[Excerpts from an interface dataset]
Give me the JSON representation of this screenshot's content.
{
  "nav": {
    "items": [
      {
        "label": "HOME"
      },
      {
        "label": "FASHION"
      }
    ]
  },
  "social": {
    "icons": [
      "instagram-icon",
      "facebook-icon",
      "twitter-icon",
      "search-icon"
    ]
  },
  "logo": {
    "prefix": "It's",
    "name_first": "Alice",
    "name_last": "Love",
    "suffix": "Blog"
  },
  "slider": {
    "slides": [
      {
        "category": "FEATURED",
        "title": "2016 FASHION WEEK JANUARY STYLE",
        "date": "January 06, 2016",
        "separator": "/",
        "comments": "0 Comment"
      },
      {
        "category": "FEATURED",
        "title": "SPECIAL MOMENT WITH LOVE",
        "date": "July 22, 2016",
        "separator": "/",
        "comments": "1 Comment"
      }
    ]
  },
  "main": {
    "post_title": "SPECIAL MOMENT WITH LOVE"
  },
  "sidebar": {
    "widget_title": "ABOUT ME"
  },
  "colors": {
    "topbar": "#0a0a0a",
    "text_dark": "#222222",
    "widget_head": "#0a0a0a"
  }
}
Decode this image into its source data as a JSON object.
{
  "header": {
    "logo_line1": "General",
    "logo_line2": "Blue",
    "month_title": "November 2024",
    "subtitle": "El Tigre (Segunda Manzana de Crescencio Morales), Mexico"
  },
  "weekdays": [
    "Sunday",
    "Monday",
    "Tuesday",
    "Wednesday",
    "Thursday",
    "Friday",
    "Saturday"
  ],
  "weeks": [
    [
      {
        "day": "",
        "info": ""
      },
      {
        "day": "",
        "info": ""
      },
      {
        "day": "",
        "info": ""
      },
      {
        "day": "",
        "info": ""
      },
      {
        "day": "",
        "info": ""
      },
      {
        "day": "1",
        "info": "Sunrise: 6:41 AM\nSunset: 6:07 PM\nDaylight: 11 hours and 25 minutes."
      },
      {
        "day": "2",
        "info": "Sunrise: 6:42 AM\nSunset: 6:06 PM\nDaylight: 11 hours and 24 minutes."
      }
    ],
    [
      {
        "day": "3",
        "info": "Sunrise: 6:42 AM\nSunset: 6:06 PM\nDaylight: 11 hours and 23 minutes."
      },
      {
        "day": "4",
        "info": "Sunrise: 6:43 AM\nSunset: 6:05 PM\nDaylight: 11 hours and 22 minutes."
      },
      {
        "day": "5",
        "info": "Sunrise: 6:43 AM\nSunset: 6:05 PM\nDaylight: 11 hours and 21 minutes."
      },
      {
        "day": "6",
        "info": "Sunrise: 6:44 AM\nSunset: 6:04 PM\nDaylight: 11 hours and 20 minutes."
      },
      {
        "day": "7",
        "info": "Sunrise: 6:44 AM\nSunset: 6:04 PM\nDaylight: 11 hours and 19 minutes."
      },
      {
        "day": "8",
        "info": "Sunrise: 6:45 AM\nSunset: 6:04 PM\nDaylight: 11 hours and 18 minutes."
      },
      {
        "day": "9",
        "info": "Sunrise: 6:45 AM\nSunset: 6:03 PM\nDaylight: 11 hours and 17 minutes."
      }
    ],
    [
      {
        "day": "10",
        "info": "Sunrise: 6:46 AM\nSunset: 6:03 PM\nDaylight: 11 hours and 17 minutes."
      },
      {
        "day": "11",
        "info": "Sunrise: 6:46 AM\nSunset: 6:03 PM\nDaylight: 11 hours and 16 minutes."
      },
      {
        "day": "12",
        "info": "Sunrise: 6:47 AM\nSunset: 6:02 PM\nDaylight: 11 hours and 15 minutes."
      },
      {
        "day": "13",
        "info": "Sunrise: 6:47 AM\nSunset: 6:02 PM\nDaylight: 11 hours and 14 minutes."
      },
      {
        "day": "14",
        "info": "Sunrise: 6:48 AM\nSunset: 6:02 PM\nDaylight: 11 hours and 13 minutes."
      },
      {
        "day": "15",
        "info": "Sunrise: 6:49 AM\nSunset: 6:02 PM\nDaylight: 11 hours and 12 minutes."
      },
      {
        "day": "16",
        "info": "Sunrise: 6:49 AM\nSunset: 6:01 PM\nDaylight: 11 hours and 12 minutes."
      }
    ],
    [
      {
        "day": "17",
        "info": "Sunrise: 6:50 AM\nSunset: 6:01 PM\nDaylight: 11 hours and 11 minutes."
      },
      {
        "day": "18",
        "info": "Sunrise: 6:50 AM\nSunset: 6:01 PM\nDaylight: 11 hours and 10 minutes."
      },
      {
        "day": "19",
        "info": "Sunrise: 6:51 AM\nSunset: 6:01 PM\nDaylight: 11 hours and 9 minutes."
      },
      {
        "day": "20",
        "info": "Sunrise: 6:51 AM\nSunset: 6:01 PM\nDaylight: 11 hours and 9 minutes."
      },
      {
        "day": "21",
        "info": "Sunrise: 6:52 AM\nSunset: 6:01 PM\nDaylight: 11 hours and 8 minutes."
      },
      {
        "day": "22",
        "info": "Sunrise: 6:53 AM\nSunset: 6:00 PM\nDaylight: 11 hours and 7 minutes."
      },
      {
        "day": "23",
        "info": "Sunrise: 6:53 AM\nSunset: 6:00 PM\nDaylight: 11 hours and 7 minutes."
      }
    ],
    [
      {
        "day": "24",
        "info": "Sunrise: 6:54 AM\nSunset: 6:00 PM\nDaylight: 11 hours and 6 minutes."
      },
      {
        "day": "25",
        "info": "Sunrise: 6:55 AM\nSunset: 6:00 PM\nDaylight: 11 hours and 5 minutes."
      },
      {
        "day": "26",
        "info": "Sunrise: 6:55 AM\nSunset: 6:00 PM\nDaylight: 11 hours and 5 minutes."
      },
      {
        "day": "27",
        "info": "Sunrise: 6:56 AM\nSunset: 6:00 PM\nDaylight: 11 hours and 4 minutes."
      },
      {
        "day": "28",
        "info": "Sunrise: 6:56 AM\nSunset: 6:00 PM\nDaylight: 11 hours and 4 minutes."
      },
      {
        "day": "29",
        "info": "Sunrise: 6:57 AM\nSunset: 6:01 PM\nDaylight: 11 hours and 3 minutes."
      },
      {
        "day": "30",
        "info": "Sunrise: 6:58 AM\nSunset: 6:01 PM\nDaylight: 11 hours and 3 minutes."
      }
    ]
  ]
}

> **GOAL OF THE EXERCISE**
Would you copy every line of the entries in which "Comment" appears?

> **ANSWER SECTION**
        "comments": "0 Comment"
        "comments": "1 Comment"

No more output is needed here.